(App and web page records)
------------------------------------------------

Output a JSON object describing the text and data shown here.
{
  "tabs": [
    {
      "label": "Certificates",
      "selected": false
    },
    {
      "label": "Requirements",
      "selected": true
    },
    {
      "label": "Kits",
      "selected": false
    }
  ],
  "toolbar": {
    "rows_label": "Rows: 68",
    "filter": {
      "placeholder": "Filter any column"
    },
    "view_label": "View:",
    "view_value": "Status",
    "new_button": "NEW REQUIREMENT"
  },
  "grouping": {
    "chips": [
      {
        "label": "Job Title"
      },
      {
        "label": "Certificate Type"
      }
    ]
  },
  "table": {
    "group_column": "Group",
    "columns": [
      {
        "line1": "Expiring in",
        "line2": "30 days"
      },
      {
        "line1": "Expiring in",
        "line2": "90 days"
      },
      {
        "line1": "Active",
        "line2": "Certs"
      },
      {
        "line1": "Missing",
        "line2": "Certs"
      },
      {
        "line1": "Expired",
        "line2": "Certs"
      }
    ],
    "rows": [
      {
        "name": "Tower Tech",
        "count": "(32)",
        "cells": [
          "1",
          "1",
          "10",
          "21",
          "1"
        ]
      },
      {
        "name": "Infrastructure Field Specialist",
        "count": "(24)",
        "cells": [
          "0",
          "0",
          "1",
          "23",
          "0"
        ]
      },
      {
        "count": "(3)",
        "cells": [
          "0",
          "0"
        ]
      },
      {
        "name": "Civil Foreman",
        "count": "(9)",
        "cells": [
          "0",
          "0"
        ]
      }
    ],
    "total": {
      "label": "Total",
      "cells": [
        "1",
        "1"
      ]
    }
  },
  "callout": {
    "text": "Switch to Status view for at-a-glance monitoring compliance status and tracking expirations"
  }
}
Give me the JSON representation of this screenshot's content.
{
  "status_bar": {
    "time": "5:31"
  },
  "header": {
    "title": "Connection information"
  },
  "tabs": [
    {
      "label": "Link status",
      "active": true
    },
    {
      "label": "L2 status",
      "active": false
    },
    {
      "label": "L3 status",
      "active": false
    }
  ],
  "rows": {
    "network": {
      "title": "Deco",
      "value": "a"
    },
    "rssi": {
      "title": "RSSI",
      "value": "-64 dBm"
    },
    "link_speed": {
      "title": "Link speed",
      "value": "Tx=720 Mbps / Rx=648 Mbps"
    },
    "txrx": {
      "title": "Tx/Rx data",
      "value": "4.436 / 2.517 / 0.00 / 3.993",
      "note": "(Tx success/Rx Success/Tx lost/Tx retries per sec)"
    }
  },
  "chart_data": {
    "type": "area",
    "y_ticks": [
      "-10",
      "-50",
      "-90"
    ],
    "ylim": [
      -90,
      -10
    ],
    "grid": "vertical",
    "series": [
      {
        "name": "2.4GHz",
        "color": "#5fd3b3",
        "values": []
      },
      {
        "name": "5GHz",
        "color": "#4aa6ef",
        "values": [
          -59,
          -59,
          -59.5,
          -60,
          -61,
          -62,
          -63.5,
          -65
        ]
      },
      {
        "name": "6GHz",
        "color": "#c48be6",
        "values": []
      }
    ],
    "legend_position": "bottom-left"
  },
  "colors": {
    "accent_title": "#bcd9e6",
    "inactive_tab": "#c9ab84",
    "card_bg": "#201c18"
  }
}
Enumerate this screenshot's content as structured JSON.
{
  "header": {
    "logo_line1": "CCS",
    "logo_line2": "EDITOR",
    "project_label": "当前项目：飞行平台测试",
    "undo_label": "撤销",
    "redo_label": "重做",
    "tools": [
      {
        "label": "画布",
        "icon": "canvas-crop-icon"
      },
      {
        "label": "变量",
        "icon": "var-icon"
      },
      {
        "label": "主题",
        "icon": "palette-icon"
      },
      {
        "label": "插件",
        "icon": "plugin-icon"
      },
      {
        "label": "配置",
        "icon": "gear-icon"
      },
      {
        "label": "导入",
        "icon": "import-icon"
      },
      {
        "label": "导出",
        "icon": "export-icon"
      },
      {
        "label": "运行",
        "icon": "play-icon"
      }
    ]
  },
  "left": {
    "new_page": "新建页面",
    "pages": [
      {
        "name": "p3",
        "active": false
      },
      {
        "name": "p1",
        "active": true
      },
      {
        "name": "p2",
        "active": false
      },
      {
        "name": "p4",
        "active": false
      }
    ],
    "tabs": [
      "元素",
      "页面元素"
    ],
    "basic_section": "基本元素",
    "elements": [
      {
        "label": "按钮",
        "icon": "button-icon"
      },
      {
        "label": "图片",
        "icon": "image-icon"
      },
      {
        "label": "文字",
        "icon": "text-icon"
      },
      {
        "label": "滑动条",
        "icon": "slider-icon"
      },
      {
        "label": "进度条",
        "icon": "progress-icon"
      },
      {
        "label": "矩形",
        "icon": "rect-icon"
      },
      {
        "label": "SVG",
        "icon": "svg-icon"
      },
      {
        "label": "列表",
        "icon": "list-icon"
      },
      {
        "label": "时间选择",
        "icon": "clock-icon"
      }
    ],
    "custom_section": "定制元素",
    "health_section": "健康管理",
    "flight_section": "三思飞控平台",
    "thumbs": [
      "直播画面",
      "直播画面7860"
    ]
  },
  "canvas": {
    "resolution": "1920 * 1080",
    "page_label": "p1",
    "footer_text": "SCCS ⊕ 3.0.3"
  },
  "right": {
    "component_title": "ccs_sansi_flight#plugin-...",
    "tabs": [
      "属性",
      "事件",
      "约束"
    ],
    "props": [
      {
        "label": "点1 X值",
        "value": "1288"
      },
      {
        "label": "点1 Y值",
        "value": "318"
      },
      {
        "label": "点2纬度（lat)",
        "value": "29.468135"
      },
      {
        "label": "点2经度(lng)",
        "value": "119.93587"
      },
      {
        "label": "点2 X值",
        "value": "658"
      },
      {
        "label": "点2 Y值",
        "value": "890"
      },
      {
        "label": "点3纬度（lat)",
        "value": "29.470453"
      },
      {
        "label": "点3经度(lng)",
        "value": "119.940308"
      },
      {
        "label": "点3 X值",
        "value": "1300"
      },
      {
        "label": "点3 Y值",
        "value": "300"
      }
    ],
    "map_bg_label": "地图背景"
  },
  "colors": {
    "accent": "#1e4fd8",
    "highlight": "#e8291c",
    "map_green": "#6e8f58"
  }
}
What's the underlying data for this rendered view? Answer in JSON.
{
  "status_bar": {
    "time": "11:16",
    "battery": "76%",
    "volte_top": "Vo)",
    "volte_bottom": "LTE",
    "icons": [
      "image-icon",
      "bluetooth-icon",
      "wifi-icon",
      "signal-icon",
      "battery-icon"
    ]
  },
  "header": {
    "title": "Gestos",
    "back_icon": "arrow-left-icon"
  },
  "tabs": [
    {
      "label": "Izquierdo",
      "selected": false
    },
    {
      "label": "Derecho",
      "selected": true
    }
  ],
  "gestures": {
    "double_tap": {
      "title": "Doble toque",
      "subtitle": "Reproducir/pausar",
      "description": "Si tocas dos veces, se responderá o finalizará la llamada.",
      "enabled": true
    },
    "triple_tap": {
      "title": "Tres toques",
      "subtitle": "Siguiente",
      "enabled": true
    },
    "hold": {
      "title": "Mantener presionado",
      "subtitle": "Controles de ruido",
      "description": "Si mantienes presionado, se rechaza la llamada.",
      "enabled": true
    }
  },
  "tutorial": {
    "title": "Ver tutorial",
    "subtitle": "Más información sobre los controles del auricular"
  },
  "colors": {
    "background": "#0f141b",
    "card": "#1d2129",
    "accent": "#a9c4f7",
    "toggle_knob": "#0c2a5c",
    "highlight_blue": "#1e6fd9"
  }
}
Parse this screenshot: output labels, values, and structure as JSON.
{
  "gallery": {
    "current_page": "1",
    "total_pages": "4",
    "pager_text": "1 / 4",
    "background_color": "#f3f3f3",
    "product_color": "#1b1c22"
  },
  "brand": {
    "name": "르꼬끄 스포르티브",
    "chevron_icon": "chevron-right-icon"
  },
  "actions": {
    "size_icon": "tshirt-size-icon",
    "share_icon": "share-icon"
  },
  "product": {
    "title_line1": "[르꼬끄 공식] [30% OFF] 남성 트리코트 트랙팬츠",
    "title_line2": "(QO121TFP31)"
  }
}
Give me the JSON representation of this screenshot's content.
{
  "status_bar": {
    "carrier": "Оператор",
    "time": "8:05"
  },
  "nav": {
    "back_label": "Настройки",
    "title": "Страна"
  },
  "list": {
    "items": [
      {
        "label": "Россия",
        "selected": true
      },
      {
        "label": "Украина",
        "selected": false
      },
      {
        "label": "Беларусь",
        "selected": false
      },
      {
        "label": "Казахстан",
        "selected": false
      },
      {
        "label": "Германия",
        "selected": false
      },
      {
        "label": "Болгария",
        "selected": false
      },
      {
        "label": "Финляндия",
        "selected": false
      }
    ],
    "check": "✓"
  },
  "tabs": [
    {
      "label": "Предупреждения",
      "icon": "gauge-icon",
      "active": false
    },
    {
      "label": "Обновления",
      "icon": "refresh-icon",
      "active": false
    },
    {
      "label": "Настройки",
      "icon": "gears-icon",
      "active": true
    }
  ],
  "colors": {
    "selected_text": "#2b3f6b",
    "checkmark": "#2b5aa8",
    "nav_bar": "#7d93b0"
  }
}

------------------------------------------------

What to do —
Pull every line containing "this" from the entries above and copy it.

Solution to the problem —
Give me the JSON representation of this screenshot's content.
Enumerate this screenshot's content as structured JSON.
What's the underlying data for this rendered view? Answer in JSON.
Parse this screenshot: output labels, values, and structure as JSON.
Give me the JSON representation of this screenshot's content.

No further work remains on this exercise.